A beautiful 3D platformer to celebrate our worship of coffee

It’s almost surprising that there isn’t a giant Starbucks logo to be found among the pastel-colored environments of Caffeine shown in its first trailer. If it were made back in the ’90s, during the height of the genre it belongs to—the 3D platformer collect-a-thon—it would likely have some form of corporate backing. Like that Zool platformer I played on my DOS computer; the Chupa Chups logo shining like a flowery beacon next to the candy cane meadows and green jello mountains. I was four, maybe five, and highly impressionable. I licked a lot of lollipops that summer.

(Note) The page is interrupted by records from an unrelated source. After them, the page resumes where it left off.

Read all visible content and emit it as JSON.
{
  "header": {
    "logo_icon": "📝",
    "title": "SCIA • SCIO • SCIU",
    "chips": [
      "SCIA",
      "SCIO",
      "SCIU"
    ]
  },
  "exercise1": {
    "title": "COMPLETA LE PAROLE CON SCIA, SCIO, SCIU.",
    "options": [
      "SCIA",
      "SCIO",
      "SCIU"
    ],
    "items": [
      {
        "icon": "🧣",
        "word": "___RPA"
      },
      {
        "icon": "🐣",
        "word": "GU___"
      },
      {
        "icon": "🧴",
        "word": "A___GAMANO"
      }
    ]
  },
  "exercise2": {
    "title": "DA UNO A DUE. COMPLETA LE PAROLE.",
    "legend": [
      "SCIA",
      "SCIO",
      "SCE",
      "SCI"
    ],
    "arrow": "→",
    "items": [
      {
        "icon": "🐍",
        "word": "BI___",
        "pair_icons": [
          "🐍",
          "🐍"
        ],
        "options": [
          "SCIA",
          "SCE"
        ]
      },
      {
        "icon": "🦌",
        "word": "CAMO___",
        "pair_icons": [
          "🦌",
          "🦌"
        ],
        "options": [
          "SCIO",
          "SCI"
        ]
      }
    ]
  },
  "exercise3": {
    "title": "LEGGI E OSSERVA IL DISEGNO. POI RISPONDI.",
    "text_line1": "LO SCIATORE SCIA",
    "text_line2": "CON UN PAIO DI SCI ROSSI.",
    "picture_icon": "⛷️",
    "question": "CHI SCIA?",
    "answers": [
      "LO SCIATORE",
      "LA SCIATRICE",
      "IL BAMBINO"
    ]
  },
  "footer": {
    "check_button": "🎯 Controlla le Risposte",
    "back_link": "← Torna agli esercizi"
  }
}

But Caffeine isn’t from that era. And so it’s a game in worship of coffee for reasons other than paying the bills. You play as Steeper, a barista with a coffee machine for a backpack and an outrageous white curl for a haircut, as he missions to make the best coffee ever. This puts Caffeine more in line with the modern, metropolitan pursuit of locating the best coffee in town. If you go to a city and strike up a conversation about coffee with someone who drinks it, they will probably reel out a range of recommendations, places to avoid, perhaps even getting so specific as to tip you on preferred baristas. You don’t just drink coffee in a city, you enter a culture that thrives on entering every cup consumed on an unwritten league table, everyone an expert reviewer.

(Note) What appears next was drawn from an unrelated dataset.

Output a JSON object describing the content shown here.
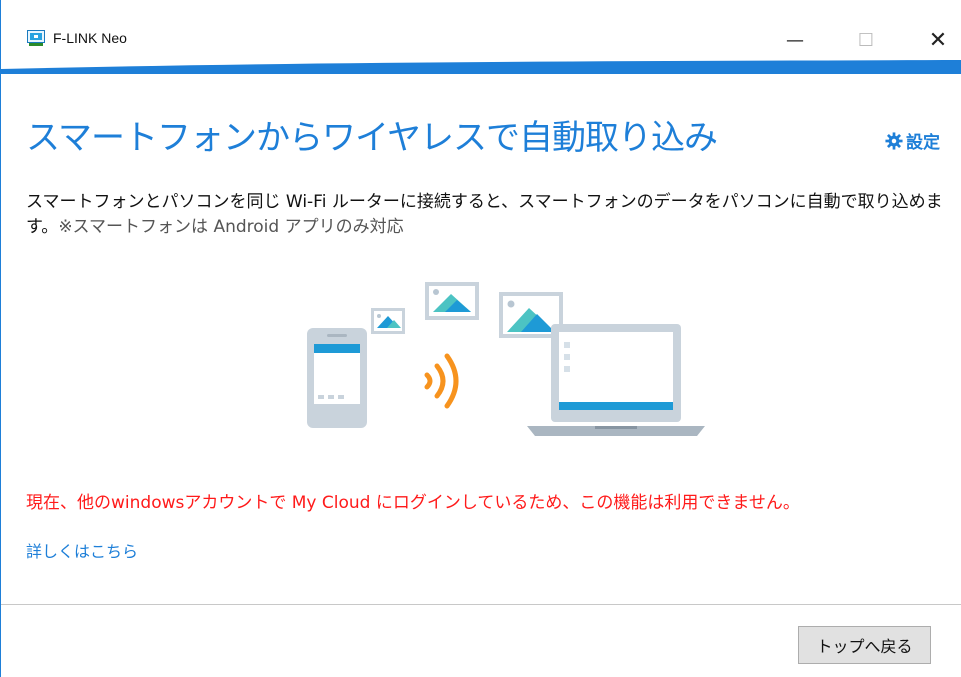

In Caffeine, the perfect cup of coffee has been decided, and so the discourse isn’t centered on what or where the best cup of joe is, but how can it be made. The answer directs the journey you’ll make throughout Caffeine, travelling across a sky island to collect the perfect ingredients to throw into Steeper’s backpack, whirring them around, and relishing the hot liquid result. But where Caffeine breaks off from its city-dweller’s fantasy is in abandoning the tall architecture of the metropolis and using Steeper’s quest as a reason to return to nature.

caves made of the purest sugar

As the trailer shows us, Caffeine‘s environments are, for the most part, bucolic. There are gardens where coffee bean plants grow and caves made of the purest sugar. From these you locate the ingredients you are after. But you are also encouraged by the music, which passes over you like waves of electronic water, to take your time, chill out between running errands, and gorge on the rustic vistas pepped up as they are in purple, pink, and green hues.


Even when civilization does sprout like a sharp-cornered weed on this island it is almost as pleasant as when it is absent. The interior design has the indulgence of a 70s luxury pad: hotel lobbies with crystal decorations and gigantic water features, open-plan apartments with luminous flora used as natural lighting next to cream-white furniture. And yes, the populace, too, is fittingly modeled and named after coffee as per Steeper’s example—Pressa and Lady Karmel for starters—almost as if acknowledging the hold coffee has over city folk. And if that doesn’t get the message across then the temples dedicated to the substance certainly should.

You can follow the development of Caffeine on Tumblr.